Ubuntu Kylin is an odd one out. It's an official flavor, co-developed with a Chinese software company which has its own, independent Linux distro, KylinOS, which very recently became free. Ubuntu Kylin has its own desktop, called UKUI, originally derived from MATE but now quite different.
Ubuntu Kylin is fresh, clean, bright and cheerful, with some of the best bits of Windows 7 and Windows 10
We plan to do a full review of Ubuntu Kylin soon, but for now, we thought we'd rank it alongside the other remixes. The UKUI desktop is colorful and modern. It reminds us a little of Windows 7, but with some elements taken from Windows 10, such as the notifications sidebar and the virtual desktop switcher. The app launch menu has four different views: a single-column menu, or a full-screen app browser with three views – all apps in alphabetical order, or grouped by name or by function. It's definitely worth a look. You can get the internationalized edition from Ubuntu's CD image server.
|Disk used (GiB)||Disk free (GiB)||Usage (%)||RAM used (MiB)||RAM free (GiB)||RAM shared (MiB)||Buff/cache (MiB)||Avail (GiB)||ISO size (GiB)|
The three flavors we look at here are all visibly closely related to their parent distro. All use Ubiquity as their installer. Both Unity and Cinnamon remixes use versions of the same wallpaper as upstream Ubuntu, just in shades of purple and brown respectively, and both have much the same assortments of apps and accessories.
- We tested all the Ubuntu remixes for resource usage so you don't have to
- Attention Microsoft-oriented Linux devs: .NET 6 is on Ubuntu 22.04
- There's no place like GNOME: Project hits 25, going on 43
- Ubuntu 22.04.1: Slightly late, but worth the upgrade
As we've said before, we still feel that Unity has a lot to offer: it's fast, fairly lightweight, and has a different feel to all the Windows-like alternatives.
Ubuntu Kylin is a little different. It has its own range of apps and wallpapers, and its own app store, which is heavily Chinese-influenced. It comes with Chinese input methods, with a switcher in the panel. It looks fresh and modern compared to MATE or KDE. It's a little lighter weight than GNOME, as well as being more familiar to migrants from Windows. It's not as lightweight or as customizable as LXDE, LXQt or Xfce, but it's worth a look.
The best of the rest

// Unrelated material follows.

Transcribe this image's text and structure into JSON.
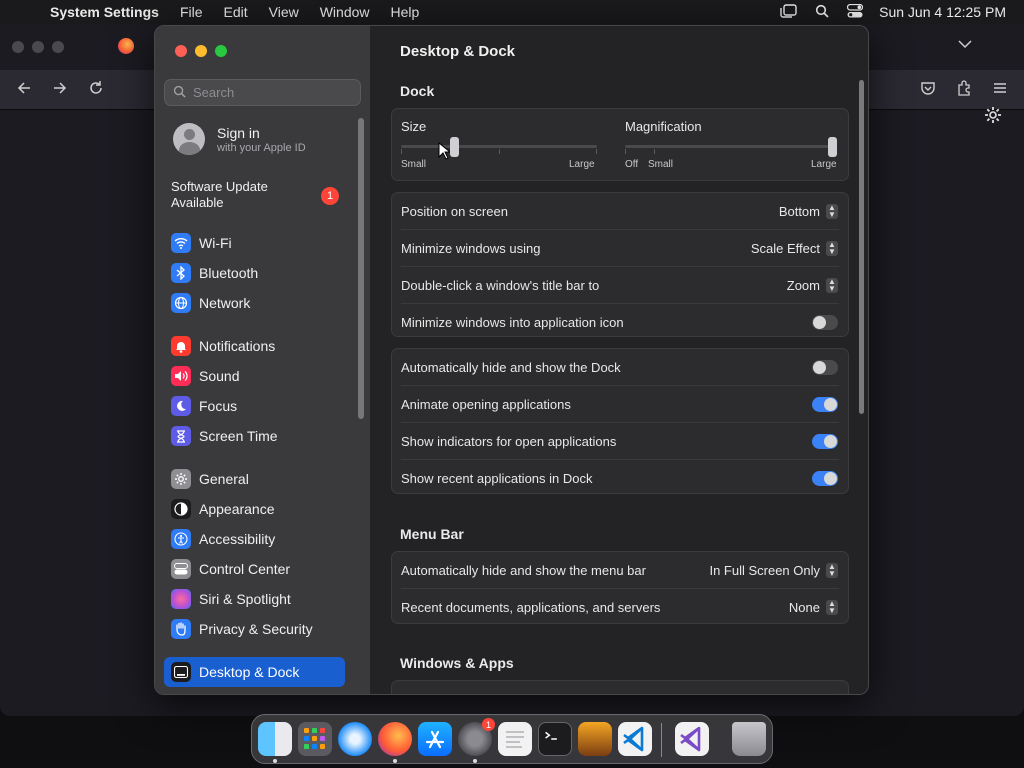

Sadly UbuntuDDE hasn't launched a new version for 22.04 yet. The project's repository has been updated, and it is possible to install the desktop on 22.04, but the maintainers haven't put out a new version of the distro yet. It's a shame, as DDE is an interesting environment.

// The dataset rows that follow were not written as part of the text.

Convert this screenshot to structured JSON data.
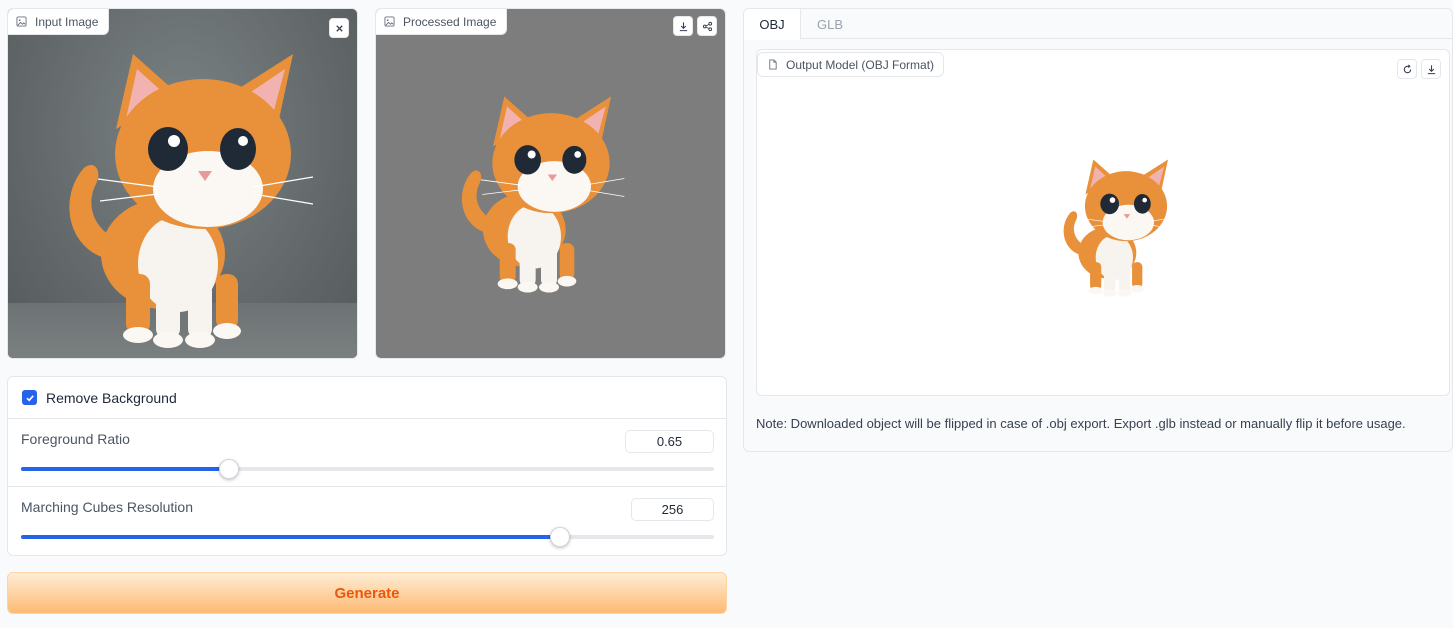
{
  "input_panel": {
    "label": "Input Image",
    "clear_icon": "close-icon"
  },
  "processed_panel": {
    "label": "Processed Image",
    "download_icon": "download-icon",
    "share_icon": "share-icon"
  },
  "controls": {
    "remove_background": {
      "label": "Remove Background",
      "checked": true
    },
    "foreground_ratio": {
      "label": "Foreground Ratio",
      "value": "0.65",
      "min": 0.5,
      "max": 1.0
    },
    "marching_cubes": {
      "label": "Marching Cubes Resolution",
      "value": "256",
      "min": 32,
      "max": 320
    }
  },
  "generate_button": {
    "label": "Generate"
  },
  "output": {
    "tabs": [
      {
        "label": "OBJ",
        "active": true
      },
      {
        "label": "GLB",
        "active": false
      }
    ],
    "model_label": "Output Model (OBJ Format)",
    "reset_icon": "reset-view-icon",
    "download_icon": "download-icon",
    "note": "Note: Downloaded object will be flipped in case of .obj export. Export .glb instead or manually flip it before usage."
  },
  "colors": {
    "accent": "#2563eb",
    "generate_text": "#ea580c",
    "cat_orange": "#e8913a"
  }
}
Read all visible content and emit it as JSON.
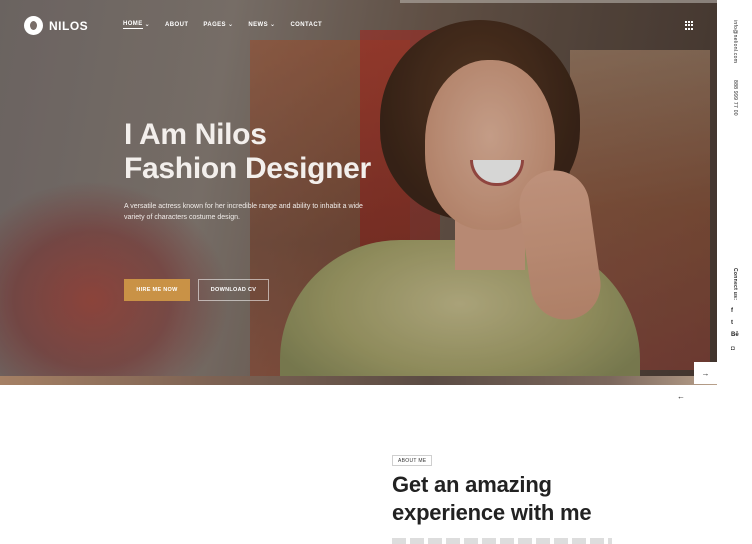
{
  "brand": {
    "name": "NILOS"
  },
  "nav": [
    {
      "label": "HOME",
      "dropdown": true,
      "active": true
    },
    {
      "label": "ABOUT",
      "dropdown": false
    },
    {
      "label": "PAGES",
      "dropdown": true
    },
    {
      "label": "NEWS",
      "dropdown": true
    },
    {
      "label": "CONTACT",
      "dropdown": false
    }
  ],
  "hero": {
    "title_line1": "I Am Nilos",
    "title_line2": "Fashion Designer",
    "description": "A versatile actress known for her incredible range and ability to inhabit a wide variety of characters costume design.",
    "hire_button": "HIRE ME NOW",
    "cv_button": "DOWNLOAD CV",
    "accent_color": "#c99246"
  },
  "sidebar": {
    "email": "info@nelionl.com",
    "phone": "888 999 77 00",
    "connect": "Connect us:",
    "socials": [
      "f",
      "t",
      "Bē",
      "◘"
    ]
  },
  "slider": {
    "next_arrow": "→",
    "prev_arrow": "←"
  },
  "about": {
    "badge": "ABOUT ME",
    "title_line1": "Get an amazing",
    "title_line2": "experience with me"
  }
}
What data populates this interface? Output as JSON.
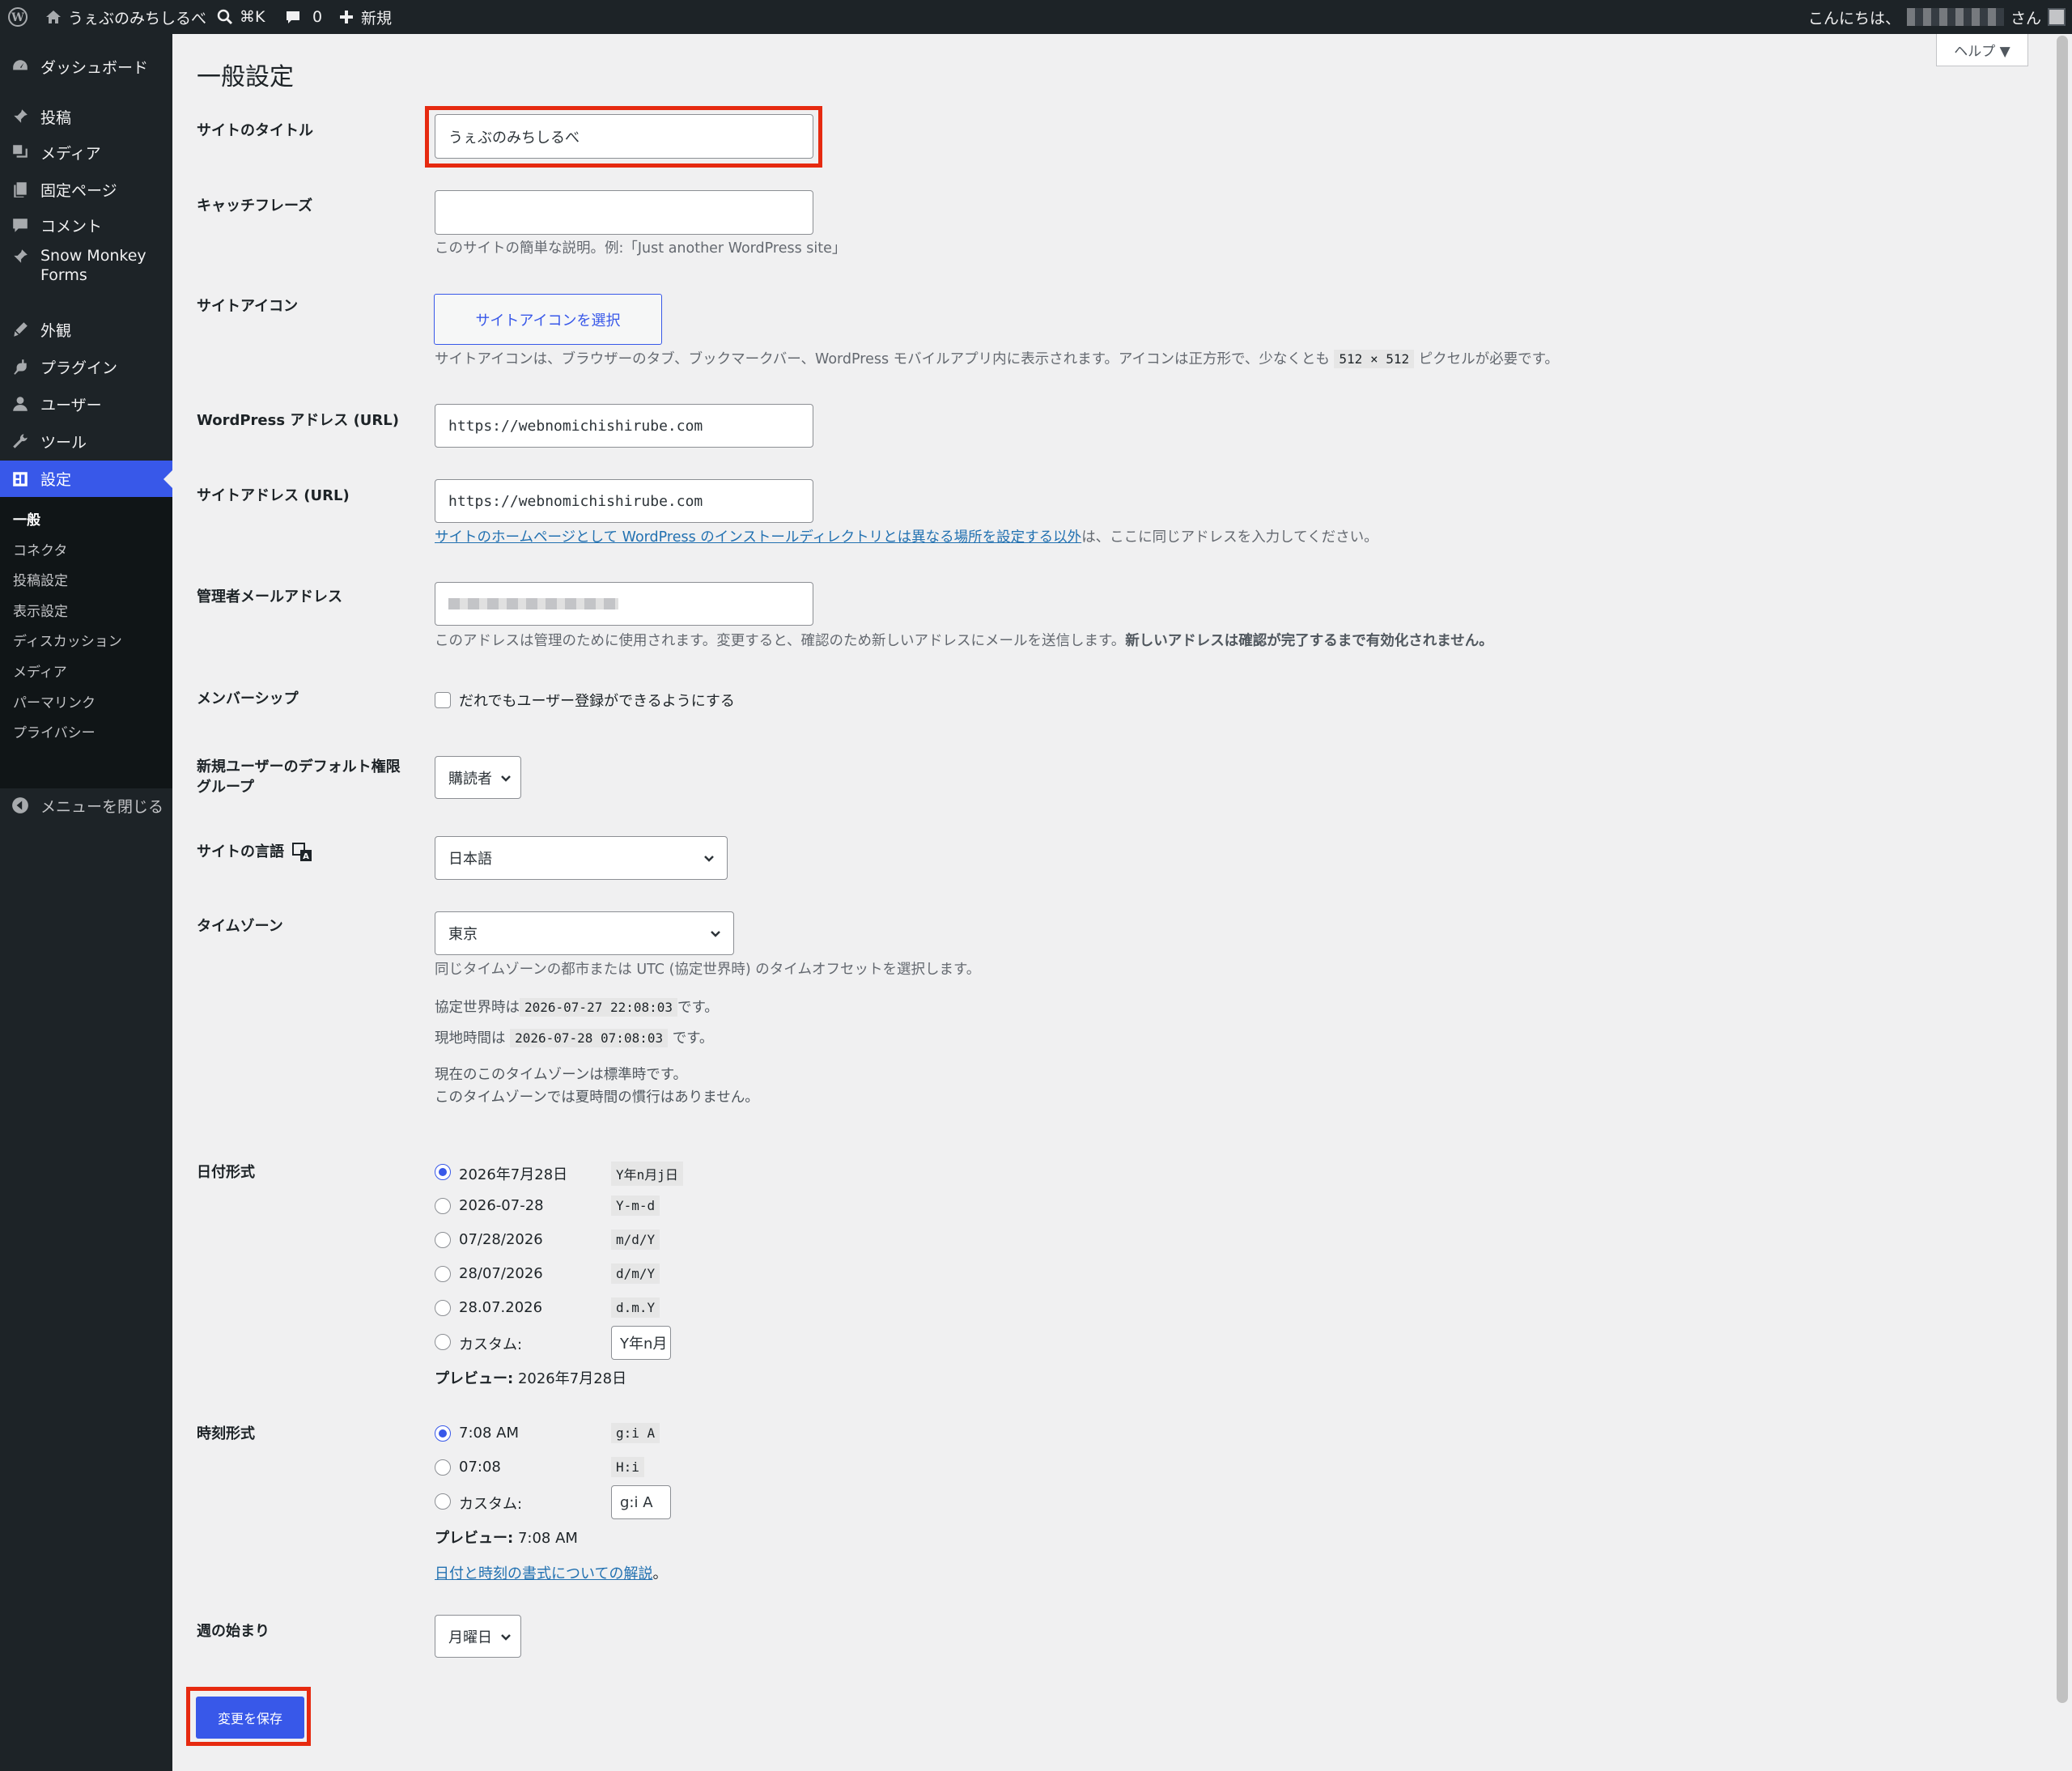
{
  "adminbar": {
    "site_name": "うぇぶのみちしるべ",
    "search_shortcut": "⌘K",
    "comments_count": "0",
    "new_label": "新規",
    "greeting": "こんにちは、",
    "greeting_suffix": "さん"
  },
  "sidebar": {
    "items": [
      {
        "label": "ダッシュボード",
        "icon": "dashboard-icon"
      },
      {
        "label": "投稿",
        "icon": "pin-icon"
      },
      {
        "label": "メディア",
        "icon": "media-icon"
      },
      {
        "label": "固定ページ",
        "icon": "page-icon"
      },
      {
        "label": "コメント",
        "icon": "comment-icon"
      },
      {
        "label": "Snow Monkey",
        "label2": "Forms",
        "icon": "pin-icon"
      },
      {
        "label": "外観",
        "icon": "brush-icon"
      },
      {
        "label": "プラグイン",
        "icon": "plugin-icon"
      },
      {
        "label": "ユーザー",
        "icon": "user-icon"
      },
      {
        "label": "ツール",
        "icon": "wrench-icon"
      },
      {
        "label": "設定",
        "icon": "settings-icon"
      }
    ],
    "submenu": [
      "一般",
      "コネクタ",
      "投稿設定",
      "表示設定",
      "ディスカッション",
      "メディア",
      "パーマリンク",
      "プライバシー"
    ],
    "collapse_label": "メニューを閉じる"
  },
  "page": {
    "title": "一般設定",
    "help_label": "ヘルプ ▼"
  },
  "form": {
    "site_title_label": "サイトのタイトル",
    "site_title_value": "うぇぶのみちしるべ",
    "tagline_label": "キャッチフレーズ",
    "tagline_value": "",
    "tagline_desc": "このサイトの簡単な説明。例:「Just another WordPress site」",
    "site_icon_label": "サイトアイコン",
    "site_icon_button": "サイトアイコンを選択",
    "site_icon_desc_a": "サイトアイコンは、ブラウザーのタブ、ブックマークバー、WordPress モバイルアプリ内に表示されます。アイコンは正方形で、少なくとも",
    "site_icon_size": "512 × 512",
    "site_icon_desc_b": "ピクセルが必要です。",
    "wp_url_label": "WordPress アドレス (URL)",
    "wp_url_value": "https://webnomichishirube.com",
    "site_url_label": "サイトアドレス (URL)",
    "site_url_value": "https://webnomichishirube.com",
    "site_url_link": "サイトのホームページとして WordPress のインストールディレクトリとは異なる場所を設定する以外",
    "site_url_desc": "は、ここに同じアドレスを入力してください。",
    "admin_email_label": "管理者メールアドレス",
    "admin_email_desc_a": "このアドレスは管理のために使用されます。変更すると、確認のため新しいアドレスにメールを送信します。",
    "admin_email_desc_b": "新しいアドレスは確認が完了するまで有効化されません。",
    "membership_label": "メンバーシップ",
    "membership_checkbox": "だれでもユーザー登録ができるようにする",
    "default_role_label_1": "新規ユーザーのデフォルト権限",
    "default_role_label_2": "グループ",
    "default_role_value": "購読者",
    "language_label": "サイトの言語",
    "language_value": "日本語",
    "timezone_label": "タイムゾーン",
    "timezone_value": "東京",
    "timezone_desc": "同じタイムゾーンの都市または UTC (協定世界時) のタイムオフセットを選択します。",
    "utc_prefix": "協定世界時は",
    "utc_time": "2026-07-27 22:08:03",
    "utc_suffix": "です。",
    "local_prefix": "現地時間は",
    "local_time": "2026-07-28 07:08:03",
    "local_suffix": "です。",
    "tz_note_1": "現在のこのタイムゾーンは標準時です。",
    "tz_note_2": "このタイムゾーンでは夏時間の慣行はありません。",
    "date_format_label": "日付形式",
    "date_formats": [
      {
        "label": "2026年7月28日",
        "code": "Y年n月j日",
        "checked": true
      },
      {
        "label": "2026-07-28",
        "code": "Y-m-d",
        "checked": false
      },
      {
        "label": "07/28/2026",
        "code": "m/d/Y",
        "checked": false
      },
      {
        "label": "28/07/2026",
        "code": "d/m/Y",
        "checked": false
      },
      {
        "label": "28.07.2026",
        "code": "d.m.Y",
        "checked": false
      }
    ],
    "custom_label": "カスタム:",
    "date_custom_value": "Y年n月",
    "preview_label": "プレビュー:",
    "date_preview": "2026年7月28日",
    "time_format_label": "時刻形式",
    "time_formats": [
      {
        "label": "7:08 AM",
        "code": "g:i A",
        "checked": true
      },
      {
        "label": "07:08",
        "code": "H:i",
        "checked": false
      }
    ],
    "time_custom_value": "g:i A",
    "time_preview": "7:08 AM",
    "format_doc_link": "日付と時刻の書式についての解説",
    "format_doc_suffix": "。",
    "week_start_label": "週の始まり",
    "week_start_value": "月曜日",
    "save_button": "変更を保存"
  },
  "colors": {
    "accent": "#3858e9",
    "highlight": "#e62a10",
    "sidebar": "#1d2327"
  }
}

There are multiple other desktops out there which are still maintained, of course, and there's definitely room for some more Ubuntu remixes. In the past, as well as UbuntuDDE, there were remixes with CDE and the Lumina desktop from the now-discontinued FreeBSD variant TrueOS, but neither have updated in a while.
Several other Ubuntu derivatives are too different to describe as mere Ubuntu "remixes." Examples include Elementary OS and System76's Pop!_OS. Striking out in its own direction is Bodhi Linux, which has its own fork of Enlightenment 17 called Moksha. Enlightenment itself is now up to version 25. Put these things together, and they suggest to us that there's room for an Ubuntu Enlightenment Remix. It's already there in Ubuntu's repositories.
The Linux Mint maintainers recently described difficulties working with the GNOME team, and it's not limited to GNOME's forceful approach to limiting theme support. The Budgie team have similar comments. As a result, future versions of Budgie will move to using Enlightenment's EFL instead of Gtk, and we look forward to the result. ®